What to work on:
All pictures are to be dropped, and everything else in the data duplicated exactly.
=== Begin Enclosure ===
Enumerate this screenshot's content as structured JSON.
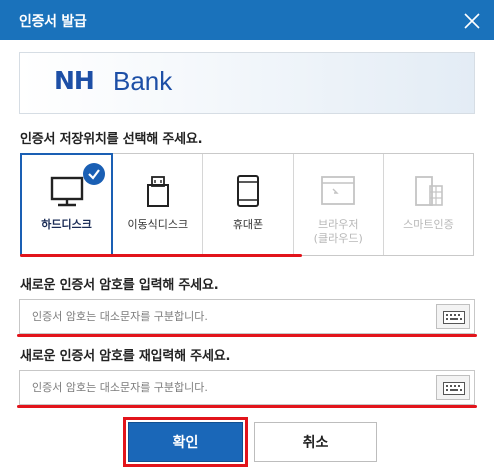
{
  "dialog": {
    "title": "인증서 발급",
    "close_icon": "close-icon"
  },
  "banner": {
    "logo_nh": "NH",
    "logo_bank": "Bank"
  },
  "storage": {
    "label": "인증서 저장위치를 선택해 주세요.",
    "options": [
      {
        "label": "하드디스크",
        "icon": "monitor-icon",
        "selected": true,
        "enabled": true
      },
      {
        "label": "이동식디스크",
        "icon": "usb-drive-icon",
        "selected": false,
        "enabled": true
      },
      {
        "label": "휴대폰",
        "icon": "smartphone-icon",
        "selected": false,
        "enabled": true
      },
      {
        "label": "브라우저\n(클라우드)",
        "icon": "browser-window-icon",
        "selected": false,
        "enabled": false
      },
      {
        "label": "스마트인증",
        "icon": "smart-cert-icon",
        "selected": false,
        "enabled": false
      }
    ],
    "selected_color": "#1a5fb4"
  },
  "password": {
    "label": "새로운 인증서 암호를 입력해 주세요.",
    "placeholder": "인증서 암호는 대소문자를 구분합니다."
  },
  "password_confirm": {
    "label": "새로운 인증서 암호를 재입력해 주세요.",
    "placeholder": "인증서 암호는 대소문자를 구분합니다."
  },
  "buttons": {
    "ok": "확인",
    "cancel": "취소"
  },
  "colors": {
    "titlebar": "#1a72bb",
    "primary_button": "#1a67b8",
    "highlight": "#e2141b"
  }
}
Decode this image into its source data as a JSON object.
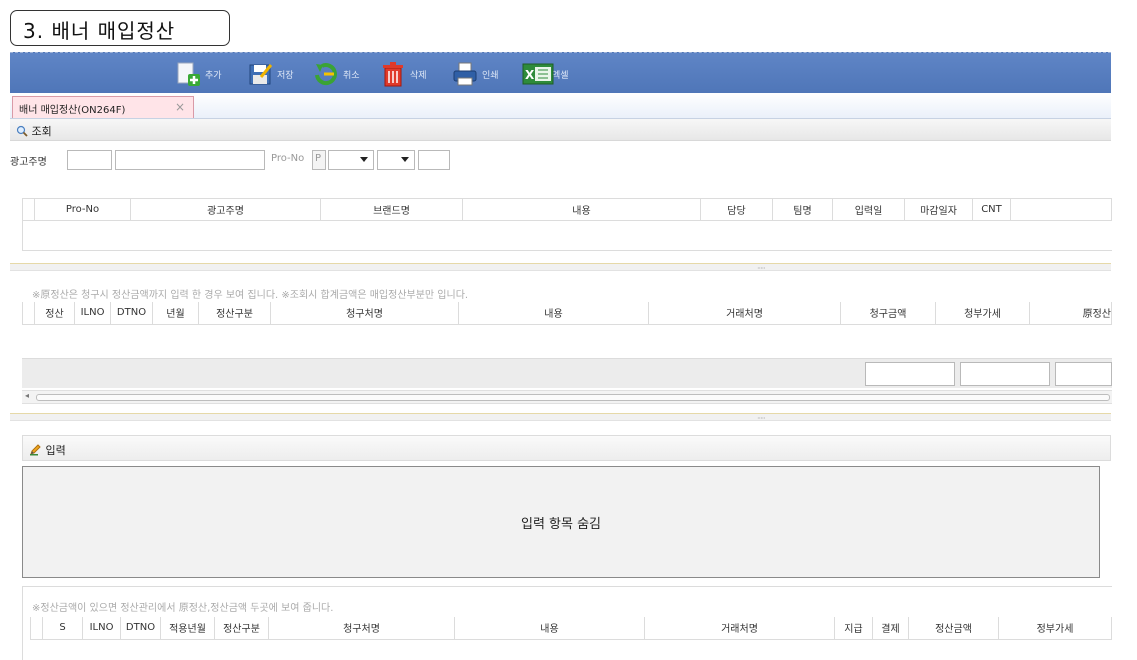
{
  "section_title": "3. 배너 매입정산",
  "toolbar": {
    "add": "추가",
    "save": "저장",
    "cancel": "취소",
    "delete": "삭제",
    "print": "인쇄",
    "excel": "엑셀"
  },
  "tab": {
    "label": "배너 매입정산(ON264F)",
    "close": "×"
  },
  "search_panel": {
    "title": "조회"
  },
  "search_row": {
    "advertiser_label": "광고주명",
    "pro_no_label": "Pro-No",
    "pro_no_prefix": "P"
  },
  "top_grid": {
    "columns": [
      "Pro-No",
      "광고주명",
      "브랜드명",
      "내용",
      "담당",
      "팀명",
      "입력일",
      "마감일자",
      "CNT"
    ]
  },
  "middle": {
    "note": "※原정산은 청구시 정산금액까지 입력 한 경우 보여 집니다.   ※조회시 합계금액은 매입정산부분만 입니다.",
    "columns": [
      "정산",
      "ILNO",
      "DTNO",
      "년월",
      "정산구분",
      "청구처명",
      "내용",
      "거래처명",
      "청구금액",
      "청부가세",
      "原정산"
    ]
  },
  "input_panel": {
    "title": "입력",
    "hidden_text": "입력 항목 숨김"
  },
  "bottom": {
    "note": "※정산금액이 있으면 정산관리에서 原정산,정산금액 두곳에 보여 줍니다.",
    "columns": [
      "S",
      "ILNO",
      "DTNO",
      "적용년월",
      "정산구분",
      "청구처명",
      "내용",
      "거래처명",
      "지급",
      "결제",
      "정산금액",
      "정부가세"
    ]
  }
}
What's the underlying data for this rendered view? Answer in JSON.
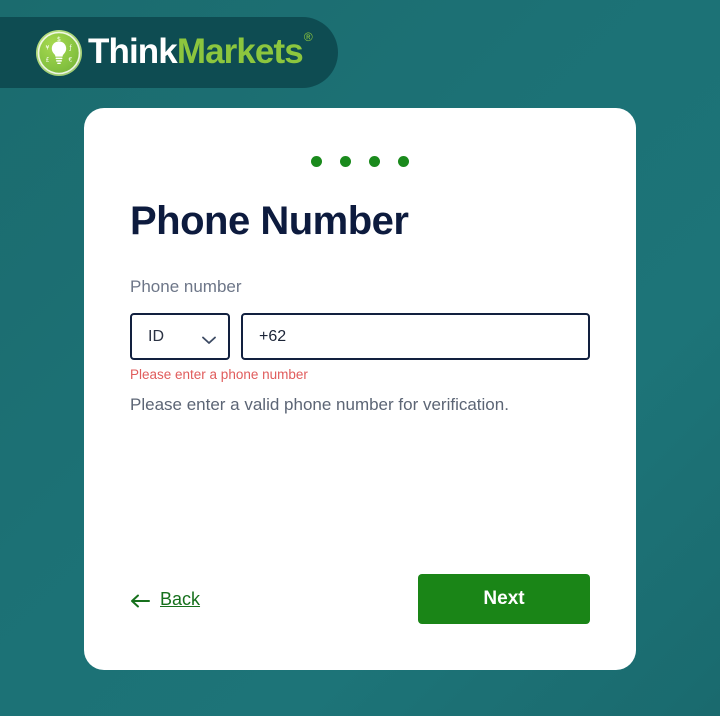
{
  "brand": {
    "name_part1": "Think",
    "name_part2": "Markets",
    "registered_mark": "®",
    "logo_icon": "lightbulb-currency-icon",
    "bar_color": "#0e4c52",
    "accent_green": "#8cc63e"
  },
  "page": {
    "background_color": "#1c7175",
    "title": "Phone Number",
    "progress": {
      "dot_count": 4,
      "dot_color": "#1a8a1c"
    }
  },
  "form": {
    "label": "Phone number",
    "country_select": {
      "selected": "ID",
      "icon": "chevron-down-icon"
    },
    "phone_input": {
      "value": "+62",
      "placeholder": "+62"
    },
    "error_message": "Please enter a phone number",
    "error_color": "#e05c5c",
    "helper_message": "Please enter a valid phone number for verification."
  },
  "footer": {
    "back": {
      "label": "Back",
      "icon": "arrow-left-icon",
      "color": "#16701c"
    },
    "next": {
      "label": "Next",
      "color": "#1a8517"
    }
  }
}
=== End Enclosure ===
Exercise response:
Enumerate this screenshot's content as structured JSON.
{
  "dialog": {
    "title": "인증서 발급",
    "close_icon": "close-icon"
  },
  "banner": {
    "logo_nh": "NH",
    "logo_bank": "Bank"
  },
  "storage": {
    "label": "인증서 저장위치를 선택해 주세요.",
    "options": [
      {
        "label": "하드디스크",
        "icon": "monitor-icon",
        "selected": true,
        "enabled": true
      },
      {
        "label": "이동식디스크",
        "icon": "usb-drive-icon",
        "selected": false,
        "enabled": true
      },
      {
        "label": "휴대폰",
        "icon": "smartphone-icon",
        "selected": false,
        "enabled": true
      },
      {
        "label": "브라우저\n(클라우드)",
        "icon": "browser-window-icon",
        "selected": false,
        "enabled": false
      },
      {
        "label": "스마트인증",
        "icon": "smart-cert-icon",
        "selected": false,
        "enabled": false
      }
    ],
    "selected_color": "#1a5fb4"
  },
  "password": {
    "label": "새로운 인증서 암호를 입력해 주세요.",
    "placeholder": "인증서 암호는 대소문자를 구분합니다."
  },
  "password_confirm": {
    "label": "새로운 인증서 암호를 재입력해 주세요.",
    "placeholder": "인증서 암호는 대소문자를 구분합니다."
  },
  "buttons": {
    "ok": "확인",
    "cancel": "취소"
  },
  "colors": {
    "titlebar": "#1a72bb",
    "primary_button": "#1a67b8",
    "highlight": "#e2141b"
  }
}
Decode this image into its source data as a JSON object.
{
  "section_title": "3. 배너 매입정산",
  "toolbar": {
    "add": "추가",
    "save": "저장",
    "cancel": "취소",
    "delete": "삭제",
    "print": "인쇄",
    "excel": "엑셀"
  },
  "tab": {
    "label": "배너 매입정산(ON264F)",
    "close": "×"
  },
  "search_panel": {
    "title": "조회"
  },
  "search_row": {
    "advertiser_label": "광고주명",
    "pro_no_label": "Pro-No",
    "pro_no_prefix": "P"
  },
  "top_grid": {
    "columns": [
      "Pro-No",
      "광고주명",
      "브랜드명",
      "내용",
      "담당",
      "팀명",
      "입력일",
      "마감일자",
      "CNT"
    ]
  },
  "middle": {
    "note": "※原정산은 청구시 정산금액까지 입력 한 경우 보여 집니다.   ※조회시 합계금액은 매입정산부분만 입니다.",
    "columns": [
      "정산",
      "ILNO",
      "DTNO",
      "년월",
      "정산구분",
      "청구처명",
      "내용",
      "거래처명",
      "청구금액",
      "청부가세",
      "原정산"
    ]
  },
  "input_panel": {
    "title": "입력",
    "hidden_text": "입력 항목 숨김"
  },
  "bottom": {
    "note": "※정산금액이 있으면 정산관리에서 原정산,정산금액 두곳에 보여 줍니다.",
    "columns": [
      "S",
      "ILNO",
      "DTNO",
      "적용년월",
      "정산구분",
      "청구처명",
      "내용",
      "거래처명",
      "지급",
      "결제",
      "정산금액",
      "정부가세"
    ]
  }
}
What's the underlying data for this rendered view? Answer in JSON.
{
  "brand": {
    "name_part1": "Think",
    "name_part2": "Markets",
    "registered_mark": "®",
    "logo_icon": "lightbulb-currency-icon",
    "bar_color": "#0e4c52",
    "accent_green": "#8cc63e"
  },
  "page": {
    "background_color": "#1c7175",
    "title": "Phone Number",
    "progress": {
      "dot_count": 4,
      "dot_color": "#1a8a1c"
    }
  },
  "form": {
    "label": "Phone number",
    "country_select": {
      "selected": "ID",
      "icon": "chevron-down-icon"
    },
    "phone_input": {
      "value": "+62",
      "placeholder": "+62"
    },
    "error_message": "Please enter a phone number",
    "error_color": "#e05c5c",
    "helper_message": "Please enter a valid phone number for verification."
  },
  "footer": {
    "back": {
      "label": "Back",
      "icon": "arrow-left-icon",
      "color": "#16701c"
    },
    "next": {
      "label": "Next",
      "color": "#1a8517"
    }
  }
}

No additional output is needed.